I feel this article describes the type of home most people are demanding today. The article’s checklist is useful for those considering buying a new or used home.
November 17th, 2014
Nov 13, 2014
Speaking engagement on:
The New Normal in Action: Energy Efficiency on the Ground
May 6th, 2014
As presented to MHI National Congress Workshop held April 28th, 2014
Comparison Study of a Santa Clarita, CA HUD homes. Santa Clarita is located in the Ca. Energy Commissions rank of 14 (16 being the harshest climate). It is a dry arid desert climate.
The 2012/2013 Modular Lifestyles brand of proven high performance energy efficient homes versus a 2001 Fleetwood brand of HUD home. The chart clearly shows the annual electrical cost each owner paid during the entire year. The savings from Modular Lifestyles highly insulated solar powered homes were substantial to the 2001 Fleetwood. The community owner received the extra kWh back into their master meter community. The 2001 Fleetwood HUD insulation standard for this home was based on HUD 1994 standards and it was R-11 (Blown cellulose) in attic, R- 11 Fiberglass in the 2”x 4” walls and R-20 Fiberglass in the raised floor. This home does not have A/C. The one exception Space 63 Modular Lifestyles home did not have Solar due to a 300 year Oak tree shadow cast across the roof however it does have A/C. Its cost was 1/2 as much as the 2001 Fleetwood home.
- Reduced Community Electrical Park Load
- Tenant savings remarkable
- The existing electrical infrastructure reduced impact
- A/C now available where none existed in a Dry Arid Climate
- Waiting list occur when new homes come into the community
- Electrical savings like this not offered in other housing choices.
November 26th, 2013
South Exposure appears to operate less efficiently as Western Exposure has produced better results and improved production numbers
Our experience in California home building has had similar results as well in Climate Zone 10 with 285 days of SUN.
September 24th, 2013
I found this post interesting with regards to how homes are built. The idea of a tree truck turning into a wood stud for framing. The processing and transportation from the Mill to a pallet to the job site or factory. It makes one wonder if the contractor is measuring their moisture content. It makes one wonder if the climate (where the home is built) and exposure to the elements impacts the wood stud’s moisture on the pallet during the framing.
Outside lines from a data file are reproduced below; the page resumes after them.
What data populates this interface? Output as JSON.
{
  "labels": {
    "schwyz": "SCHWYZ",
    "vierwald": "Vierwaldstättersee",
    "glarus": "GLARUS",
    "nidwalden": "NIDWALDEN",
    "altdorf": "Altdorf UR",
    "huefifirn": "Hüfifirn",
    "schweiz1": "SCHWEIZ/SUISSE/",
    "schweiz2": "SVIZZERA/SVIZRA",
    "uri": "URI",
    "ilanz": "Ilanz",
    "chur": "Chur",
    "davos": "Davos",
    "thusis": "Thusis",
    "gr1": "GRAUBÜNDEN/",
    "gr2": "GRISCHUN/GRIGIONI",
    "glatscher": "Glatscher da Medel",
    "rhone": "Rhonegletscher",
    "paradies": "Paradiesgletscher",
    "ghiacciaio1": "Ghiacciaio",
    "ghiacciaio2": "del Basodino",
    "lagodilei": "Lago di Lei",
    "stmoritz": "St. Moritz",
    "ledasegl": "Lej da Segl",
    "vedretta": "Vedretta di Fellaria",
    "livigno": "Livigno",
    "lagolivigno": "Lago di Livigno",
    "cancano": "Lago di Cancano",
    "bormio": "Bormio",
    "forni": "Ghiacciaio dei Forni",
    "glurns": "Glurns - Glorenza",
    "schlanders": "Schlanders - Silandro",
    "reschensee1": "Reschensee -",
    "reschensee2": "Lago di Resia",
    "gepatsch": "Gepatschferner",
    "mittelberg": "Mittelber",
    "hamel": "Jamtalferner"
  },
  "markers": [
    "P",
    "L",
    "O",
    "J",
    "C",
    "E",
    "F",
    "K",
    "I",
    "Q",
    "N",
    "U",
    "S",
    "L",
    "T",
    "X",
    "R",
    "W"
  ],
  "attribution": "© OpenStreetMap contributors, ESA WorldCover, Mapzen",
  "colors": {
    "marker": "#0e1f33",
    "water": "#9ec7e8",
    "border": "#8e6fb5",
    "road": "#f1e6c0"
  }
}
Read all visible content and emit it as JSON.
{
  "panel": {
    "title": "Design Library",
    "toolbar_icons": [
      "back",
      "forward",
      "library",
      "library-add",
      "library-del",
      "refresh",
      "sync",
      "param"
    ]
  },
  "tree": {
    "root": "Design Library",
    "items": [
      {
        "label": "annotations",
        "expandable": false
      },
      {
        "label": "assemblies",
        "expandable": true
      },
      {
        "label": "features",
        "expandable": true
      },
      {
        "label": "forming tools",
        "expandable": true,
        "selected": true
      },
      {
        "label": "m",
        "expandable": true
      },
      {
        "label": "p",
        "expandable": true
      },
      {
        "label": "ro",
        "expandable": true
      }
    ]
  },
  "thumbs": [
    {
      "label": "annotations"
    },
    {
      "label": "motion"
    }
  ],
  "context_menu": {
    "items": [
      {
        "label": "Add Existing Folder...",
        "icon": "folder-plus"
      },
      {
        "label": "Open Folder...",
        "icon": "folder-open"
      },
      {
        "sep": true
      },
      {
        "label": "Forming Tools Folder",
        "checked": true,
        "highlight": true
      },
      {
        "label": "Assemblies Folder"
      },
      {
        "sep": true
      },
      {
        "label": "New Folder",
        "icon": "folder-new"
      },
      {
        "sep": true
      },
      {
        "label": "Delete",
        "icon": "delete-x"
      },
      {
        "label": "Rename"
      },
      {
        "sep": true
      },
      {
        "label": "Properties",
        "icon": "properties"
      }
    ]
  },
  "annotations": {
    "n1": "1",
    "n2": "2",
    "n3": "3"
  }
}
The idea of the stud in the wall with moisture does it evaporate and condensate within the walls to create mold?
What would be the moisture content of the studs in Rain? 100%? Probably!
March 5th, 2013
Rarely does one see a Manufactured Home Community of Affordable Green Solar Powered Homes